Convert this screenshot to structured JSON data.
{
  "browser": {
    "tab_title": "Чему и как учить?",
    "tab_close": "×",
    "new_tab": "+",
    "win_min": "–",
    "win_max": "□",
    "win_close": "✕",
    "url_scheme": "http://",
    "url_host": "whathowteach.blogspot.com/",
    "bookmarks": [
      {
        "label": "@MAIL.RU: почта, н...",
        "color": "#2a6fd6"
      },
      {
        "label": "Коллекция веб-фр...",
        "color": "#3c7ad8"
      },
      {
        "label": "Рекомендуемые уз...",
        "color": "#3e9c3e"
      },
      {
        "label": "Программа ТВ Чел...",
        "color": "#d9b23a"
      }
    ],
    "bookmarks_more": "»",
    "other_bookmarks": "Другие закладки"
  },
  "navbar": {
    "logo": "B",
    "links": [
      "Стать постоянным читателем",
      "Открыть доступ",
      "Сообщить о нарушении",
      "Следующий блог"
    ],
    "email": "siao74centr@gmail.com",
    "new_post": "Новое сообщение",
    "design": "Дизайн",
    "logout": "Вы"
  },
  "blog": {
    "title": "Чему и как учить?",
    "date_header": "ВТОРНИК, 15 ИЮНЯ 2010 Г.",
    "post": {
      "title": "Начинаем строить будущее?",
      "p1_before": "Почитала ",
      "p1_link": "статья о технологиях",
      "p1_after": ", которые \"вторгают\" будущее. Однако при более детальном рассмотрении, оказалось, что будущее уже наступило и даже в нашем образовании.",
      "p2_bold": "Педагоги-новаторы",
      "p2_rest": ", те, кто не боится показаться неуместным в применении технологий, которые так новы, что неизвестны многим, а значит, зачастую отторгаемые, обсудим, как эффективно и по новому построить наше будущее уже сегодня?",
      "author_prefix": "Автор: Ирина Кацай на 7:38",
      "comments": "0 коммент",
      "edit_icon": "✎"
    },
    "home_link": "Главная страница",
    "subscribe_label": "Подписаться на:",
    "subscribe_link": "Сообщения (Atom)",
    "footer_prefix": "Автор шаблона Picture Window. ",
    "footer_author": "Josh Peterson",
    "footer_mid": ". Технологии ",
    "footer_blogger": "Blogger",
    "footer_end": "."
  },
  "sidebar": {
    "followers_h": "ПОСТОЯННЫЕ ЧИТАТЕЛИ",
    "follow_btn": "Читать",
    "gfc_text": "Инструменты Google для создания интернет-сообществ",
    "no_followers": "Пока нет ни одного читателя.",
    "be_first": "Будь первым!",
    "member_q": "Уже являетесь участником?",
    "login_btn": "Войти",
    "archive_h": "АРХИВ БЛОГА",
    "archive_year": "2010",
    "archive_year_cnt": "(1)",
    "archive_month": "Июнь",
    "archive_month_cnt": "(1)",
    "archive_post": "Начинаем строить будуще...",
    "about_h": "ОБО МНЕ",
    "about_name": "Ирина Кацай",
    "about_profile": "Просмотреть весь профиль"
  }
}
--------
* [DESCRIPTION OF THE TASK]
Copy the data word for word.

* [TASK SOLUTION]
Convert this screenshot to structured JSON data.
{
  "browser": {
    "tab_title": "Чему и как учить?",
    "tab_close": "×",
    "new_tab": "+",
    "win_min": "–",
    "win_max": "□",
    "win_close": "✕",
    "url_scheme": "http://",
    "url_host": "whathowteach.blogspot.com/",
    "bookmarks": [
      {
        "label": "@MAIL.RU: почта, н...",
        "color": "#2a6fd6"
      },
      {
        "label": "Коллекция веб-фр...",
        "color": "#3c7ad8"
      },
      {
        "label": "Рекомендуемые уз...",
        "color": "#3e9c3e"
      },
      {
        "label": "Программа ТВ Чел...",
        "color": "#d9b23a"
      }
    ],
    "bookmarks_more": "»",
    "other_bookmarks": "Другие закладки"
  },
  "navbar": {
    "logo": "B",
    "links": [
      "Стать постоянным читателем",
      "Открыть доступ",
      "Сообщить о нарушении",
      "Следующий блог"
    ],
    "email": "siao74centr@gmail.com",
    "new_post": "Новое сообщение",
    "design": "Дизайн",
    "logout": "Вы"
  },
  "blog": {
    "title": "Чему и как учить?",
    "date_header": "ВТОРНИК, 15 ИЮНЯ 2010 Г.",
    "post": {
      "title": "Начинаем строить будущее?",
      "p1_before": "Почитала ",
      "p1_link": "статья о технологиях",
      "p1_after": ", которые \"вторгают\" будущее. Однако при более детальном рассмотрении, оказалось, что будущее уже наступило и даже в нашем образовании.",
      "p2_bold": "Педагоги-новаторы",
      "p2_rest": ", те, кто не боится показаться неуместным в применении технологий, которые так новы, что неизвестны многим, а значит, зачастую отторгаемые, обсудим, как эффективно и по новому построить наше будущее уже сегодня?",
      "author_prefix": "Автор: Ирина Кацай на 7:38",
      "comments": "0 коммент",
      "edit_icon": "✎"
    },
    "home_link": "Главная страница",
    "subscribe_label": "Подписаться на:",
    "subscribe_link": "Сообщения (Atom)",
    "footer_prefix": "Автор шаблона Picture Window. ",
    "footer_author": "Josh Peterson",
    "footer_mid": ". Технологии ",
    "footer_blogger": "Blogger",
    "footer_end": "."
  },
  "sidebar": {
    "followers_h": "ПОСТОЯННЫЕ ЧИТАТЕЛИ",
    "follow_btn": "Читать",
    "gfc_text": "Инструменты Google для создания интернет-сообществ",
    "no_followers": "Пока нет ни одного читателя.",
    "be_first": "Будь первым!",
    "member_q": "Уже являетесь участником?",
    "login_btn": "Войти",
    "archive_h": "АРХИВ БЛОГА",
    "archive_year": "2010",
    "archive_year_cnt": "(1)",
    "archive_month": "Июнь",
    "archive_month_cnt": "(1)",
    "archive_post": "Начинаем строить будуще...",
    "about_h": "ОБО МНЕ",
    "about_name": "Ирина Кацай",
    "about_profile": "Просмотреть весь профиль"
  }
}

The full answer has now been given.